The Bible is pointing out to us is something we all know: that all of us are innately, inherently absorbed with ourselves as our prime concern. That’s the way we are, particularly men. If I am inherently, innately regarding myself as a prime concern, I might actually begin to grow up through the ministry of grace in my life, and actually get the strange idea that other people might be as important as I am! Then I begin to love my neighbor as I love myself.
So men, “Love your wife, as Christ loved the church and gave himself for her.” Love your wife as a man loves his body, as a head would love the body, as recognizing her as being utterly indispensable, and then love your wife as you love yourself. Regard yourself innately and inherently as of prime importance, and begin to see her in exactly the same light.
Some of you are saying, “Stuart, we know you believe the Bible. We know you know all this stuff, and we know it’s your job as a preacher to tell us all this stuff, but come on, man, get real! This is all so idealistic!” I don’t dispute, it’s idealistic, but let me tell you something. You need ideals, because if you ignore ideals you’ll settle for that which is unacceptable, and call it real. If you don’t have ideals, there’s no possibility of growth, there’s no possibility of maturity; if there’s no possibility of maturity, there’s no possibility of development. You stay in the morass of mediocrity and excuse it as the real world. Always remember, he who aims at nothing, will hit it!

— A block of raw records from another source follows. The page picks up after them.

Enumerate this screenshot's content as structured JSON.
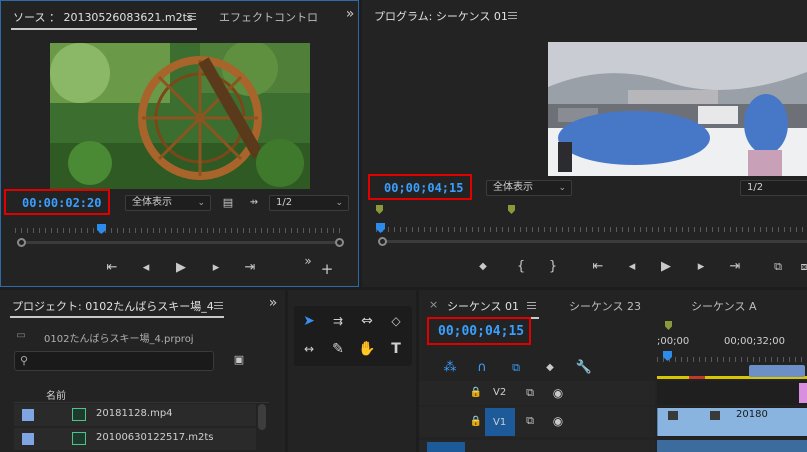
{
  "source": {
    "tab_title": "ソース ： 20130526083621.m2ts",
    "tab_effect": "エフェクトコントロ",
    "timecode": "00:00:02:20",
    "fit": "全体表示",
    "resolution": "1/2"
  },
  "program": {
    "tab_title": "プログラム: シーケンス 01",
    "timecode": "00;00;04;15",
    "fit": "全体表示",
    "resolution": "1/2"
  },
  "project": {
    "tab_title": "プロジェクト: 0102たんばらスキー場_4",
    "file_name": "0102たんばらスキー場_4.prproj",
    "search_placeholder": "",
    "column_name": "名前",
    "items": [
      {
        "name": "20181128.mp4"
      },
      {
        "name": "20100630122517.m2ts"
      }
    ]
  },
  "timeline": {
    "tabs": [
      "シーケンス 01",
      "シーケンス 23",
      "シーケンス A"
    ],
    "close": "×",
    "timecode": "00;00;04;15",
    "ruler_labels": [
      ";00;00",
      "00;00;32;00"
    ],
    "tracks": [
      {
        "name": "V2"
      },
      {
        "name": "V1"
      }
    ],
    "clip_label": "20180"
  },
  "icons": {
    "more": "»",
    "add": "+"
  },
  "colors": {
    "accent": "#2d8ceb",
    "timecode": "#3aa0ff",
    "highlight_box": "#e00000",
    "clip": "#8ab4e0"
  }
}
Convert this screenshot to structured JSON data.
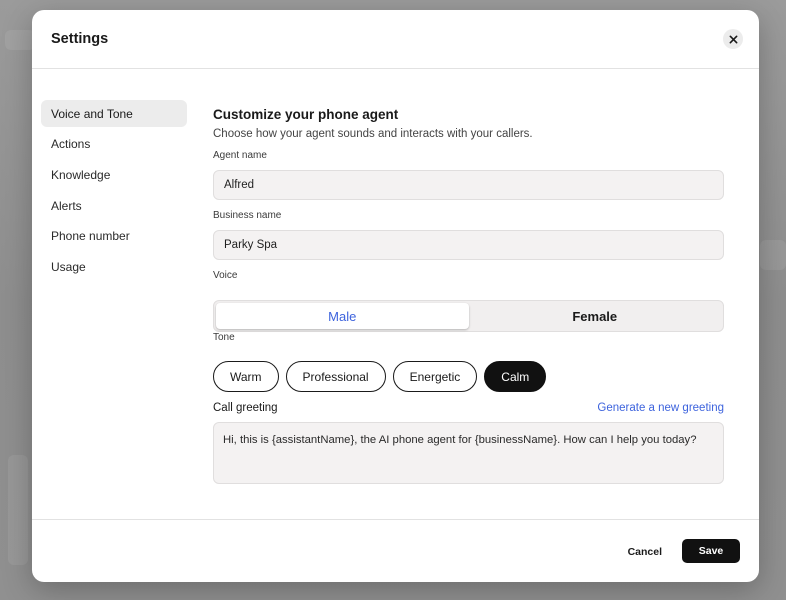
{
  "modal": {
    "title": "Settings",
    "close_icon": "close-icon"
  },
  "sidebar": {
    "items": [
      {
        "label": "Voice and Tone",
        "active": true
      },
      {
        "label": "Actions",
        "active": false
      },
      {
        "label": "Knowledge",
        "active": false
      },
      {
        "label": "Alerts",
        "active": false
      },
      {
        "label": "Phone number",
        "active": false
      },
      {
        "label": "Usage",
        "active": false
      }
    ]
  },
  "content": {
    "title": "Customize your phone agent",
    "description": "Choose how your agent sounds and interacts with your callers.",
    "agent_name": {
      "label": "Agent name",
      "value": "Alfred"
    },
    "business_name": {
      "label": "Business name",
      "value": "Parky Spa"
    },
    "voice": {
      "label": "Voice",
      "options": [
        "Male",
        "Female"
      ],
      "selected": "Male"
    },
    "tone": {
      "label": "Tone",
      "options": [
        "Warm",
        "Professional",
        "Energetic",
        "Calm"
      ],
      "selected": "Calm"
    },
    "greeting": {
      "label": "Call greeting",
      "link": "Generate a new greeting",
      "value": "Hi, this is {assistantName}, the AI phone agent for {businessName}. How can I help you today?"
    }
  },
  "footer": {
    "cancel_label": "Cancel",
    "save_label": "Save"
  },
  "colors": {
    "accent": "#3d63dd",
    "primary_button": "#111111"
  }
}
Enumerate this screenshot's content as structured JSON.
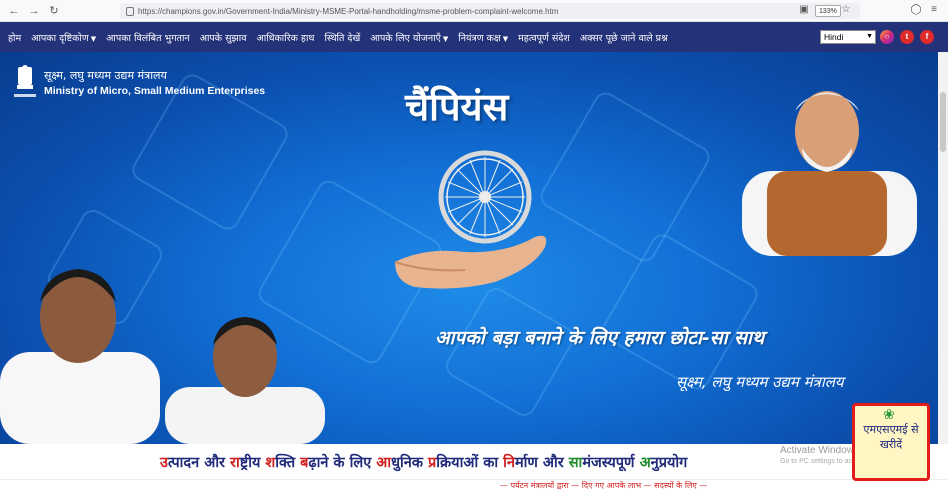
{
  "browser": {
    "url": "https://champions.gov.in/Government-India/Ministry-MSME-Portal-handholding/msme-problem-complaint-welcome.htm",
    "zoom": "133%"
  },
  "nav": {
    "items": [
      "होम",
      "आपका दृष्टिकोण",
      "आपका विलंबित भुगतान",
      "आपके सुझाव",
      "आधिकारिक हाथ",
      "स्थिति देखें",
      "आपके लिए योजनाएँ",
      "नियंत्रण कक्ष",
      "महत्वपूर्ण संदेश",
      "अक्सर पूछे जाने वाले प्रश्न"
    ],
    "language": "Hindi"
  },
  "hero": {
    "ministry_hi": "सूक्ष्म, लघु मध्यम उद्यम मंत्रालय",
    "ministry_en": "Ministry of Micro, Small Medium Enterprises",
    "logo_text": "सत्यमेव जयते",
    "title": "चैंपियंस",
    "tagline": "आपको बड़ा बनाने के लिए हमारा छोटा-सा साथ",
    "sub_tagline": "सूक्ष्म, लघु मध्यम उद्यम मंत्रालय"
  },
  "slogan": [
    {
      "t": "उ",
      "c": "r"
    },
    {
      "t": "त्पादन और ",
      "c": "b"
    },
    {
      "t": "रा",
      "c": "r"
    },
    {
      "t": "ष्ट्रीय ",
      "c": "b"
    },
    {
      "t": "श",
      "c": "r"
    },
    {
      "t": "क्ति ",
      "c": "b"
    },
    {
      "t": "ब",
      "c": "r"
    },
    {
      "t": "ढ़ाने के लिए ",
      "c": "b"
    },
    {
      "t": "आ",
      "c": "r"
    },
    {
      "t": "धुनिक ",
      "c": "b"
    },
    {
      "t": "प्र",
      "c": "r"
    },
    {
      "t": "क्रियाओं का ",
      "c": "b"
    },
    {
      "t": "नि",
      "c": "r"
    },
    {
      "t": "र्माण और ",
      "c": "b"
    },
    {
      "t": "सा",
      "c": "g"
    },
    {
      "t": "मंजस्यपूर्ण ",
      "c": "b"
    },
    {
      "t": "अ",
      "c": "g"
    },
    {
      "t": "नुप्रयोग",
      "c": "b"
    }
  ],
  "windows_watermark": {
    "line1": "Activate Windows",
    "line2": "Go to PC settings to activate Windows."
  },
  "buy_widget": {
    "label": "एमएसएमई से खरीदें"
  },
  "footer_marquee": "— पर्यटन मंत्रालयों द्वारा — दिए गए आपके लाभ — सदस्यों के लिए —",
  "colors": {
    "nav_bg": "#24327a",
    "hero_blue": "#1270d6",
    "accent_red": "#d11f1f",
    "accent_green": "#1f8a2a"
  }
}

Scripture isn’t just talking ideals; it is presenting us with truth and then saying, “Here’s the truth, and here’s the means to do it.” For this is lived “in the fullness of the Spirit.” This is all dependent on living in the fullness of the Spirit.

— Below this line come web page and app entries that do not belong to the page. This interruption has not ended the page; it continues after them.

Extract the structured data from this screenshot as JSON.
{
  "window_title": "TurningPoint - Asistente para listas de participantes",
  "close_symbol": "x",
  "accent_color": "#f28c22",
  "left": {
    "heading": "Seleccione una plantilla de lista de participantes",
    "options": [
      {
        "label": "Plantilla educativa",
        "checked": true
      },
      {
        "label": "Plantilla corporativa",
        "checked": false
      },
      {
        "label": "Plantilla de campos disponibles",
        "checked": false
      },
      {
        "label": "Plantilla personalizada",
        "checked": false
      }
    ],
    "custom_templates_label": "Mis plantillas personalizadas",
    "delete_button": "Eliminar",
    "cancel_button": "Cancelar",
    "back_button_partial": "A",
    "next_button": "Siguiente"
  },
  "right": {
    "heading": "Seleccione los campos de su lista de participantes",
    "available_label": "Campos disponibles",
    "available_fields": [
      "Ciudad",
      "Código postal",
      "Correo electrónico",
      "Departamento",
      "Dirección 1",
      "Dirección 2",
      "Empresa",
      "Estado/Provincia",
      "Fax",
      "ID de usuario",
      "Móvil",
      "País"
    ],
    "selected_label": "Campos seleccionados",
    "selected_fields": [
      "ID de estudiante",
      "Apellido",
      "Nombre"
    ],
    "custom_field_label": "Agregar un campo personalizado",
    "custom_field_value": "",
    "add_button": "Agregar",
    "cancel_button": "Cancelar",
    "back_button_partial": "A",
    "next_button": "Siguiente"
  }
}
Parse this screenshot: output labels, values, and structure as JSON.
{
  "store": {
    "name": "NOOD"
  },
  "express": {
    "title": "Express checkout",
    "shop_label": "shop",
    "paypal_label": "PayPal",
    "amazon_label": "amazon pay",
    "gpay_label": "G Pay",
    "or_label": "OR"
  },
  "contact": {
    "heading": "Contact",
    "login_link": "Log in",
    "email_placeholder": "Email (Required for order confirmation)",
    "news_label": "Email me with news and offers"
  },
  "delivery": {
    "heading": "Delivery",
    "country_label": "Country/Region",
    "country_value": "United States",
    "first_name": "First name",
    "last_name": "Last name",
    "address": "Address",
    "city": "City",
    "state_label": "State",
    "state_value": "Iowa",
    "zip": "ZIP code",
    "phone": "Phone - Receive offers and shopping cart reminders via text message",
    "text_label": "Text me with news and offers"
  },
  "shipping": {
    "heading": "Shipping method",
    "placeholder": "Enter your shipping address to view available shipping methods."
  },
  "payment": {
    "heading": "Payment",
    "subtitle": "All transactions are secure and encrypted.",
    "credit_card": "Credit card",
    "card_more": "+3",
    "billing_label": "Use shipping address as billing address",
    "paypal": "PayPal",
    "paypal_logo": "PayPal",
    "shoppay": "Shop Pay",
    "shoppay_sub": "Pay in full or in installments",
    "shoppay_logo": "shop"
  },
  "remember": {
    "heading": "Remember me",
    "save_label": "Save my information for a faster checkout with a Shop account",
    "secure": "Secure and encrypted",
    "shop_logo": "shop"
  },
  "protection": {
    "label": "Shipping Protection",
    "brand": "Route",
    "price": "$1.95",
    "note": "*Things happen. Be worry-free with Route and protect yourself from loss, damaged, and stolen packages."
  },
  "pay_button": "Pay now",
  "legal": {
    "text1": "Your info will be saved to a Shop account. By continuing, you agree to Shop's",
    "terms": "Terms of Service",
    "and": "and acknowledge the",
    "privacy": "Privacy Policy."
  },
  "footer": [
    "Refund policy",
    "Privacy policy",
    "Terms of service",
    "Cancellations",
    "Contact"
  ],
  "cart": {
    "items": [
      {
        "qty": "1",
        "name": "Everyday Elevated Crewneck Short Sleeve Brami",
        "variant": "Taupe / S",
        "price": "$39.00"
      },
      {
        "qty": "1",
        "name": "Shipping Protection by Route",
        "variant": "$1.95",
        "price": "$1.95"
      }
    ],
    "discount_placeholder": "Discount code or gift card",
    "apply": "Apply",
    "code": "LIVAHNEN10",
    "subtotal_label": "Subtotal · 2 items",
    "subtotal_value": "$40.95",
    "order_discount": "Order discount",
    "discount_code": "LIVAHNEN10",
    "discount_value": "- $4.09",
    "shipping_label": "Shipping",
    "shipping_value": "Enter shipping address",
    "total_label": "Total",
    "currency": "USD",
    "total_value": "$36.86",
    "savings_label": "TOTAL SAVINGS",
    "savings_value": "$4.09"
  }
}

So, “Wives, submit to your husbands as to the Lord,” in the context of us all being submitted to each other. “Husbands, love your wives, as Christ loved the church.” I don’t know if you ever realized this, but love and submission are basically the same thing! It’s just submitting one to the other because we regard the other as of prime importance.
Let’s just spend a few minutes thinking quietly about some things. Here’s the first thing: is my view of marriage a biblical view or is it a twenty-first century secular view?
Here’s something else to think about. If I accept the biblical view, how adequately am I fulfilling my role as outlined in Scripture?
Third, as I consider how adequately I’m fulfilling my role, are there grounds for confession and repentance and rectification?
Fourth, do I understand what it means to live in dependence upon God's Spirit who indwells me because I’ve submitted my life to the lordship of Christ?
“Lord, you know the ponderings of our hearts. You know the decisions that we need to make. Our prayer is very simple: By your gracious Holy Spirit lead us to do what is right, that we might live well and bring You glory and be a blessing. We pray in the Name of Christ, our Lord! Amen.”